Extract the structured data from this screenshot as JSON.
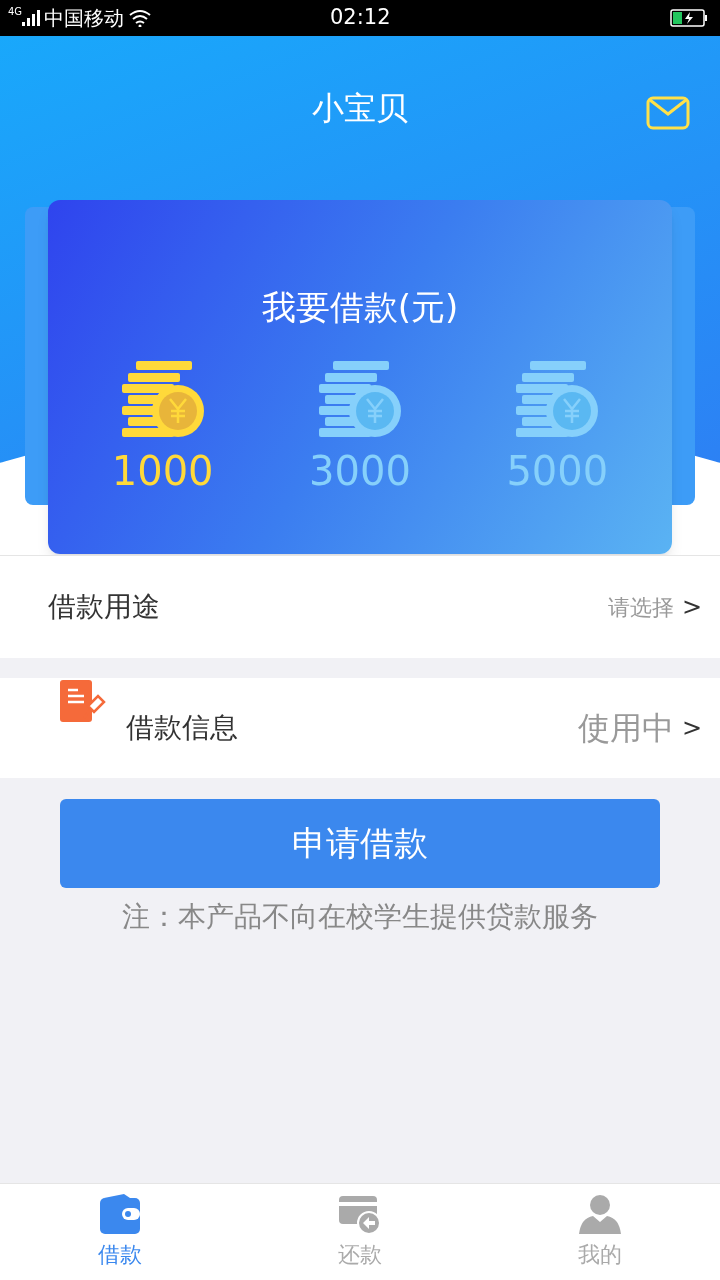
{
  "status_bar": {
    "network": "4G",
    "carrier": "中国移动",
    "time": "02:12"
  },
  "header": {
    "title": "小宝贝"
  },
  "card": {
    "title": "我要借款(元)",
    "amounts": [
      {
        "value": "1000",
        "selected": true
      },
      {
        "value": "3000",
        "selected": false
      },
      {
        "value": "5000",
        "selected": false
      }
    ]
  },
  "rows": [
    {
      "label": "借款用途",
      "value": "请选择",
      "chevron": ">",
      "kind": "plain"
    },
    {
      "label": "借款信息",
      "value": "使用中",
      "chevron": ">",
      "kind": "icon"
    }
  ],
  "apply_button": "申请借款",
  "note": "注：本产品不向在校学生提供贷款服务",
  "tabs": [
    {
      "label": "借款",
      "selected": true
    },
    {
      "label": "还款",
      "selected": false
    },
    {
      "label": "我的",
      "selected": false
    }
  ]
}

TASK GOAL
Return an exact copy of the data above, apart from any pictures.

RESULT OF THE EXERCISE
Extract the structured data from this screenshot as JSON.
{
  "status_bar": {
    "network": "4G",
    "carrier": "中国移动",
    "time": "02:12"
  },
  "header": {
    "title": "小宝贝"
  },
  "card": {
    "title": "我要借款(元)",
    "amounts": [
      {
        "value": "1000",
        "selected": true
      },
      {
        "value": "3000",
        "selected": false
      },
      {
        "value": "5000",
        "selected": false
      }
    ]
  },
  "rows": [
    {
      "label": "借款用途",
      "value": "请选择",
      "chevron": ">",
      "kind": "plain"
    },
    {
      "label": "借款信息",
      "value": "使用中",
      "chevron": ">",
      "kind": "icon"
    }
  ],
  "apply_button": "申请借款",
  "note": "注：本产品不向在校学生提供贷款服务",
  "tabs": [
    {
      "label": "借款",
      "selected": true
    },
    {
      "label": "还款",
      "selected": false
    },
    {
      "label": "我的",
      "selected": false
    }
  ]
}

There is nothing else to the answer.